One category of factors that can be interesting to predict and explain Brain-Computer Interface (BCI) users' performances are the one based on user stable characteristic such as their personality profile, their learning style, their spatial abilities or their age and gender. In our experiments, subjects were asked to complete psychometric and personality questionnaires, which aimed to assess different aspects of their personality and cognitive profile. The results of those different questionnaires provided us with the explanatory variables to build our different models using traits of the user. In addition, in this study, we build statistical models across experiments as factors that have already been identified as predictors of BCI performance in the literature were studied in single experiments and/or data sets.
So far, our results suggest that, anxious users might have difficulties controlling a BCI while users with high spatial abilities have a tendency to perform better. Furthermore, it seems possible to predict the performance of a session N+1, using the performance of a session N and the score of the vigilance factor. As the vigilance factor measures the tendency to trust others' motives and intentions, it might be interesting to provide deeper technical explanations to subjects with a high vigilance score, as they could be skeptical.
>However, our analyses suggest that the users' traits alone may not be enough to predict their MT-BCI performances across experiments, at least with data collected from a small number (here 3 or less) of sessions.
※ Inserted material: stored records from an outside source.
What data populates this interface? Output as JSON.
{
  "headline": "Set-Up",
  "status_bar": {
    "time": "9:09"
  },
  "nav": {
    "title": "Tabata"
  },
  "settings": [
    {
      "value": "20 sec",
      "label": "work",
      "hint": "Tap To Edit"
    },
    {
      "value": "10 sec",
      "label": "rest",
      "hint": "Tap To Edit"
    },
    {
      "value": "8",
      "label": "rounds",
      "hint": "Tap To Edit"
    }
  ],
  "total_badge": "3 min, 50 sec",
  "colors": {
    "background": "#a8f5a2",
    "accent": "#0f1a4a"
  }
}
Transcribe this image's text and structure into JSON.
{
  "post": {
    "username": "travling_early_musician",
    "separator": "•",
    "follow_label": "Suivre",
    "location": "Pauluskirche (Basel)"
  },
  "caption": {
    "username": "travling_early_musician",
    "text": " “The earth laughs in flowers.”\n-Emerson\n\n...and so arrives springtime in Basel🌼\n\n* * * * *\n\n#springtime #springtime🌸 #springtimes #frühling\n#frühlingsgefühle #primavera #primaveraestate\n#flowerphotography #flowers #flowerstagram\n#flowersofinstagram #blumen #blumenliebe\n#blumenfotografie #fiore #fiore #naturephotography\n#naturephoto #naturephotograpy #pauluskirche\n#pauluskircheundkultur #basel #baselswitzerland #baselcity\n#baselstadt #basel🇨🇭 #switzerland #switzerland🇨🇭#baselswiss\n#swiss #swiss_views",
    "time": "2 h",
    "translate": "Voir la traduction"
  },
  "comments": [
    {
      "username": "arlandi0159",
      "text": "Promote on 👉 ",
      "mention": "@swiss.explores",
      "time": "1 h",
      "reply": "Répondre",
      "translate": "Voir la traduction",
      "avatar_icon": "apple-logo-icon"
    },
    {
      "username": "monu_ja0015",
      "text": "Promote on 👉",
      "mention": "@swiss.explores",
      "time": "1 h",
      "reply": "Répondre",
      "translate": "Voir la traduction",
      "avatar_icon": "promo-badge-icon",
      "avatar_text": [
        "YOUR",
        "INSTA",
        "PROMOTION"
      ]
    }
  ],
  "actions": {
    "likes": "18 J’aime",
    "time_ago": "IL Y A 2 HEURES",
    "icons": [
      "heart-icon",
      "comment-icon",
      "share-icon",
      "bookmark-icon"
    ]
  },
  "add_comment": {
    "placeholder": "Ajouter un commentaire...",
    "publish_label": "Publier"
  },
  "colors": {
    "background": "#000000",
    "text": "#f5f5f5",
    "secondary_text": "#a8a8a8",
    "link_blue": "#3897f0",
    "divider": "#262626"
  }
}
This is a negative result, as it may suggest that users' traits may not have such a strong contribution to BCI performance variations.